Resources | Water Quality
Nonpoint Source Pollution
Water quality has become a major issue along the southern shores of Lake Huron in recent years. The sources of this pollution are many, and the culprits as equally diverse.
Nonpoint-source pollution is another term for polluted runoff. Water washing over the land, whether from precipitation, car washing or watering crops or lawns, picks up an array of contaminants including oil, sand and salt from roadways, agricultural chemicals, and nutrients and toxic materials from both urban and rural areas.
The term nonpoint is used to distinguish this type of pollution from point source pollution, which comes from specific sources such as sewage treatment plants or industrial facilities.
Nonpoint-source pollution is the cumulative result of our everyday personal actions and our local land use policies. Here’s a brief rundown on the major types of pollutants carried by runoff:
Pathogens are disease causing microorganisms, such as bacteria and viruses that come from the fecal waste of animals and humans. Pathogens wash off the land from wild animal, farm animal and pet waste, and can also enter the lake from improperly functioning septic systems, leaky sewer lines and boat sanitary disposal systems.
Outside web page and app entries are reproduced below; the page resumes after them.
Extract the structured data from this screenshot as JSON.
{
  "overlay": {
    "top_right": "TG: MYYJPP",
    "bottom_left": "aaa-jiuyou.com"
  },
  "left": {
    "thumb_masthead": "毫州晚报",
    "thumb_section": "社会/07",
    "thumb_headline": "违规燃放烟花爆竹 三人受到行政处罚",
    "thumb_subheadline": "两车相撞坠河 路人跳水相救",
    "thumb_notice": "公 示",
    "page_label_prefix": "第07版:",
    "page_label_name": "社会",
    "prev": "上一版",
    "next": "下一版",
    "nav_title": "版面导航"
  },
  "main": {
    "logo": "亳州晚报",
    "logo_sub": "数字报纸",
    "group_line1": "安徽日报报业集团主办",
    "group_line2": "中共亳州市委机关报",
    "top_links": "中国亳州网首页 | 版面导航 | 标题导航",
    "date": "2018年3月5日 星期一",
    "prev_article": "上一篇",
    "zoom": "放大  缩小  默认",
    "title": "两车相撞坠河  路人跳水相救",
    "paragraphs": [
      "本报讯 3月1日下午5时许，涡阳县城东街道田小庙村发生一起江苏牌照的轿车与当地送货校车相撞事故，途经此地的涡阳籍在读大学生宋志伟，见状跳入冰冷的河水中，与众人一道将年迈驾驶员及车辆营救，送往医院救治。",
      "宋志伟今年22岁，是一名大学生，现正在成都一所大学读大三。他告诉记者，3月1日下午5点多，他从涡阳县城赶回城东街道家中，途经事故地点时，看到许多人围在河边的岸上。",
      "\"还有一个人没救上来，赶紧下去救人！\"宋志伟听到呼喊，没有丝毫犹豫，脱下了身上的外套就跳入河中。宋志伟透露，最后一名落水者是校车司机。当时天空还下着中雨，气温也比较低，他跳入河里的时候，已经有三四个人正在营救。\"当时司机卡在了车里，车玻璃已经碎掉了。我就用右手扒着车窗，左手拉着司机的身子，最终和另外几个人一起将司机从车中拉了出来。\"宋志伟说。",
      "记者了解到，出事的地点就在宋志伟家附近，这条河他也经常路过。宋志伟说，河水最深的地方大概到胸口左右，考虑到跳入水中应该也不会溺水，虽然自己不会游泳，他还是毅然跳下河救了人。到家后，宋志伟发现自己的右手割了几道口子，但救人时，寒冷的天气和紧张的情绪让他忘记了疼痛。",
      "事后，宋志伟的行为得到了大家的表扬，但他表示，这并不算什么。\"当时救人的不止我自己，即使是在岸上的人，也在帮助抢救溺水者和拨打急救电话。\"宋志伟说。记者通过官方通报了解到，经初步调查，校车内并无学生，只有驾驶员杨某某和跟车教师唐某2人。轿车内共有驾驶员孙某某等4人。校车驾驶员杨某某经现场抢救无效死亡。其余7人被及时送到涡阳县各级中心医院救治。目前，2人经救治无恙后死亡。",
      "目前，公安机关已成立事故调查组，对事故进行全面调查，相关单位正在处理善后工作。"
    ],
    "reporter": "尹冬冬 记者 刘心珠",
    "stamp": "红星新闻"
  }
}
Nutrients are compounds that stimulate plant growth, like nitrogen and phosphorous. In high concentrations, they can become both an environmental and health threat. Nutrients in polluted waters can come from agricultural fertilizers, septic systems, home lawn care products, and yard and animal wastes.
Toxins are substances that can harm aquatic and human life. They are created by a wide variety of human practices and products like heavy metals, pesticides and organic compounds like PCB’s. Many toxins are resistant to breakdown and tend to be passed through the food chain to be concentrated in top predators. Oil, grease and gasoline from roadways, and chemicals used in home, gardens, yards and on farm crops, are major sources of toxic contaminants.
Polluted runoff is largely the result of the way we develop, use and maintain our land. The sources are many and how we respond to clean up nonpoint-source will take the concerted efforts of everyone. Public attention is beginning to focus on this issue along Lake Huron. Making progress in cleaning up nonpoint-source pollution can begin by learning more about polluted runoff and how you can combat it in the course of your everyday decisions.
General information on water quality
Reducing non-point source pollution in rural areas